## Exercise requirements
Going line by line through the listing below, count each line that includes the word "Establish", and reply with the count only.

"""

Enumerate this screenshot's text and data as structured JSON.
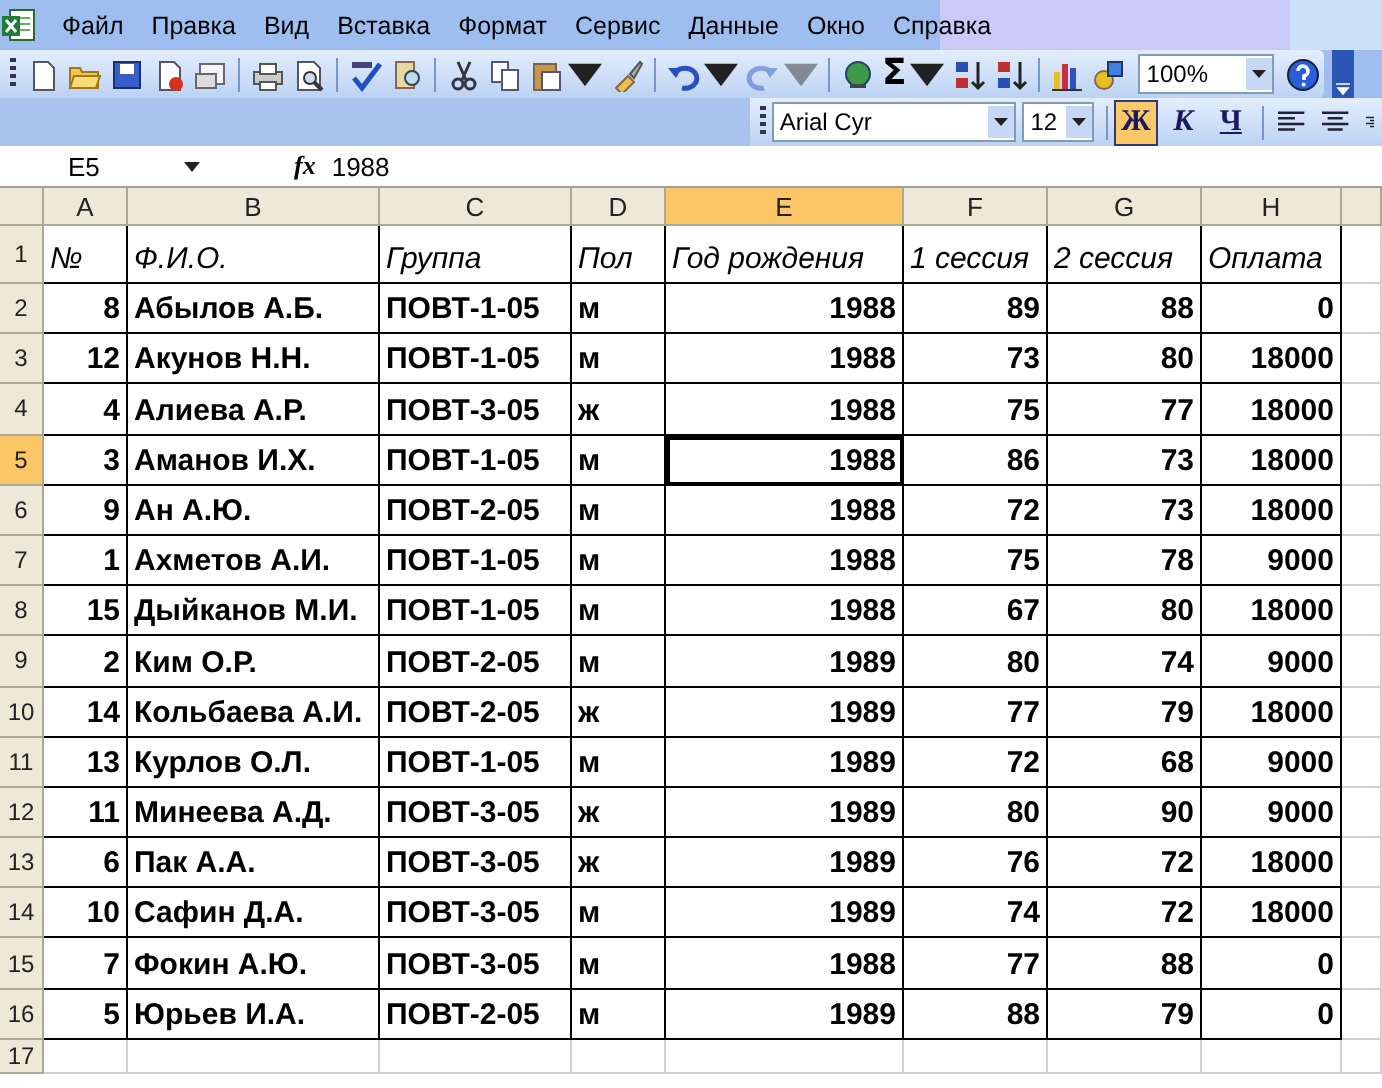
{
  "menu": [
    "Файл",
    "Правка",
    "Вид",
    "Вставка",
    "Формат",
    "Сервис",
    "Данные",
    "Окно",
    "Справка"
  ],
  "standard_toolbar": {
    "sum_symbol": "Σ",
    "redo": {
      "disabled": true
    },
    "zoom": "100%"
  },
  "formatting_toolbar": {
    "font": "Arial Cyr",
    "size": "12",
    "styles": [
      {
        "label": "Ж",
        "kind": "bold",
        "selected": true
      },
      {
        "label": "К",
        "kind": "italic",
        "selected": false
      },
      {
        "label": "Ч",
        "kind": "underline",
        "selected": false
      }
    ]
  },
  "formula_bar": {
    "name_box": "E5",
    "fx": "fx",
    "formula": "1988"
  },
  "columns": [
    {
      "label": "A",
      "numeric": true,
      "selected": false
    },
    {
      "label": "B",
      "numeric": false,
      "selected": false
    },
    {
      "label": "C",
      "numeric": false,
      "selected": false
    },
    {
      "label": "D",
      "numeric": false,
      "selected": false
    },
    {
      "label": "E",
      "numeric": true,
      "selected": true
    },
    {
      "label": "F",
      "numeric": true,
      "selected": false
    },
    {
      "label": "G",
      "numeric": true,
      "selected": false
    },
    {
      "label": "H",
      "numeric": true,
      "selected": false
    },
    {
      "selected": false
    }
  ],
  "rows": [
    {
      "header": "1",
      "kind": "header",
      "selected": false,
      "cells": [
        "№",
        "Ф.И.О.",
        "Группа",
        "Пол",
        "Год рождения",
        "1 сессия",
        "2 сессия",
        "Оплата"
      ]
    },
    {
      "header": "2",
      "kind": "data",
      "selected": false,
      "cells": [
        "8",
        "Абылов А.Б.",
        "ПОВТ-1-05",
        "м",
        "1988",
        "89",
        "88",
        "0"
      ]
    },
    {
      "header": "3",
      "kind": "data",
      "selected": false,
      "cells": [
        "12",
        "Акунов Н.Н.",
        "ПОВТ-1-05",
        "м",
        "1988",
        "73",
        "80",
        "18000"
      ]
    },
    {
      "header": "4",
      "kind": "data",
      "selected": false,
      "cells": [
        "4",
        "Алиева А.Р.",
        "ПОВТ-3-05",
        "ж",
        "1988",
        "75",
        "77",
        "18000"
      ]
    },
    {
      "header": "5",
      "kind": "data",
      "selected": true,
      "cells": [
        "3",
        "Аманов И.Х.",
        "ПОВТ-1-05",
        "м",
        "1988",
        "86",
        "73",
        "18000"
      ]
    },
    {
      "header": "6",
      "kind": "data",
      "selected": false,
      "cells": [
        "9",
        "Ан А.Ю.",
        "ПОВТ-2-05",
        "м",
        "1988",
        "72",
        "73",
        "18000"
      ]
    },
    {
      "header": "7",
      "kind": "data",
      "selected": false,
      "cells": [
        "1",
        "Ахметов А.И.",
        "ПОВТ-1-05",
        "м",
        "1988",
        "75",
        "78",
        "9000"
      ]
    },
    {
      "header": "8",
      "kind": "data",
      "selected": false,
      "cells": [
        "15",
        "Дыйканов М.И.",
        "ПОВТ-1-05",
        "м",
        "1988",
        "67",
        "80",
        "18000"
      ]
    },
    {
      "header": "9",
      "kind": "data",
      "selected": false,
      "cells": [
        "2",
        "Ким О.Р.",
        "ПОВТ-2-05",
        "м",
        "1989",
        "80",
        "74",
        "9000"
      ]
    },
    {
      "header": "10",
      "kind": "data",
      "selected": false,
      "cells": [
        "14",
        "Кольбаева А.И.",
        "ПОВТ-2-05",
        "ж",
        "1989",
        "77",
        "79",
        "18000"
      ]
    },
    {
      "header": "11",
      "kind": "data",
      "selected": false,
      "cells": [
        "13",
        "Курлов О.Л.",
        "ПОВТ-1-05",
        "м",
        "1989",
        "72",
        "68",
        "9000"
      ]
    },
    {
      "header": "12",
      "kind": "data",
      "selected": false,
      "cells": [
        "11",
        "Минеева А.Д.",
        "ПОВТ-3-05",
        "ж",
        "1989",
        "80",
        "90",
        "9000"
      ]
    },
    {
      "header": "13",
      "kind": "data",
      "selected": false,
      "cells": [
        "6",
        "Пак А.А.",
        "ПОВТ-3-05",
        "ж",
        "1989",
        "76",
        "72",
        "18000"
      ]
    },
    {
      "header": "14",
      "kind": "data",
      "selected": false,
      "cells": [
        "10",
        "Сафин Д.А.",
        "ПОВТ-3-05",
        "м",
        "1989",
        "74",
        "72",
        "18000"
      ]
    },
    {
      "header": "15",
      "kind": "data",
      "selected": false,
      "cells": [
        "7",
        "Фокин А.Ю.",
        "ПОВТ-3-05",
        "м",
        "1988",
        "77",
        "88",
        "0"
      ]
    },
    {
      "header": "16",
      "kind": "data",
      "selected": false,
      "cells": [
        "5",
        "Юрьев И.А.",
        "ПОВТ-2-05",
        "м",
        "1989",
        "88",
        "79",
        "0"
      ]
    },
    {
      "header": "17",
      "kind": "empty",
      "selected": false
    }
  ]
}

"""
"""

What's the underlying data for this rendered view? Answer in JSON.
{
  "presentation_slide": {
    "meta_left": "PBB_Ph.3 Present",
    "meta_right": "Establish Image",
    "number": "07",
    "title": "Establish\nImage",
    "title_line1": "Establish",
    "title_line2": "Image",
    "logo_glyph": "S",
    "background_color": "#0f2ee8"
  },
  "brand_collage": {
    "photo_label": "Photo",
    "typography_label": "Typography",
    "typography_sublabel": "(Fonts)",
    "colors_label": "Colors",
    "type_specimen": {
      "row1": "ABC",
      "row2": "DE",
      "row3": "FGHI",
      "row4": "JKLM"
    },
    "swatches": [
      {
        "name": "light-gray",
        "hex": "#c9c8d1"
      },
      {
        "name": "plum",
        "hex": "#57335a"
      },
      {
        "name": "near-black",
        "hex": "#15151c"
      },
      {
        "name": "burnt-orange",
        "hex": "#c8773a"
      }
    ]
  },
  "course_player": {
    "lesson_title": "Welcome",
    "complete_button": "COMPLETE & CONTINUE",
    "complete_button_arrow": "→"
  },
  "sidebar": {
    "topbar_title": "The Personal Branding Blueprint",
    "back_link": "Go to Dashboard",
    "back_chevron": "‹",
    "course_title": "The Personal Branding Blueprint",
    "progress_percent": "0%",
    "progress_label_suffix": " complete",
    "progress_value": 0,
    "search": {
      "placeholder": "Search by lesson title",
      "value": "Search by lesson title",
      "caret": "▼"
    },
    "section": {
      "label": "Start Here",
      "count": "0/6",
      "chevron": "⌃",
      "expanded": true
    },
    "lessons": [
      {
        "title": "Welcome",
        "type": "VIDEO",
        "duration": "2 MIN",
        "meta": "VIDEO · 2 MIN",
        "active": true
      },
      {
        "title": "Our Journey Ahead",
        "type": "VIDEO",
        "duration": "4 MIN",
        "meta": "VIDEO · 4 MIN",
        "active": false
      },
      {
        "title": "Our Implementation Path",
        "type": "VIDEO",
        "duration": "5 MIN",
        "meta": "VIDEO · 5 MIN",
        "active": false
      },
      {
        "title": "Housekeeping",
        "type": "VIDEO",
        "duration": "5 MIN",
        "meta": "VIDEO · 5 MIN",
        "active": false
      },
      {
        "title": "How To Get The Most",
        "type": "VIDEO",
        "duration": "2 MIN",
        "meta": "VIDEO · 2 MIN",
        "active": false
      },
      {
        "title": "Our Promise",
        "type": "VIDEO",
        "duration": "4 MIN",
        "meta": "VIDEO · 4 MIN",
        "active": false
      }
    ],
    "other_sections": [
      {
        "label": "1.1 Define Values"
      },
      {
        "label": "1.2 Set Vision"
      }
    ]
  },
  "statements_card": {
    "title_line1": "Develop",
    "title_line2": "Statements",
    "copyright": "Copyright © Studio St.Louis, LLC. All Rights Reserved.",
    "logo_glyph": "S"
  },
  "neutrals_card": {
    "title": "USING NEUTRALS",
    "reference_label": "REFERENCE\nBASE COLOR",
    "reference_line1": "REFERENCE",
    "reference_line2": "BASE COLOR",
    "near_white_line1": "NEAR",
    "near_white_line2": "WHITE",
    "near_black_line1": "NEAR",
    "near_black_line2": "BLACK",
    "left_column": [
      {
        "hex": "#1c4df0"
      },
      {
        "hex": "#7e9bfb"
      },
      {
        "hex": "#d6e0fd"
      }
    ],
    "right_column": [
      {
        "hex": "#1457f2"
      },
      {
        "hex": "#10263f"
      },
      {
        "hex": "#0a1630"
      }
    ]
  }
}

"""

## Worked solution
3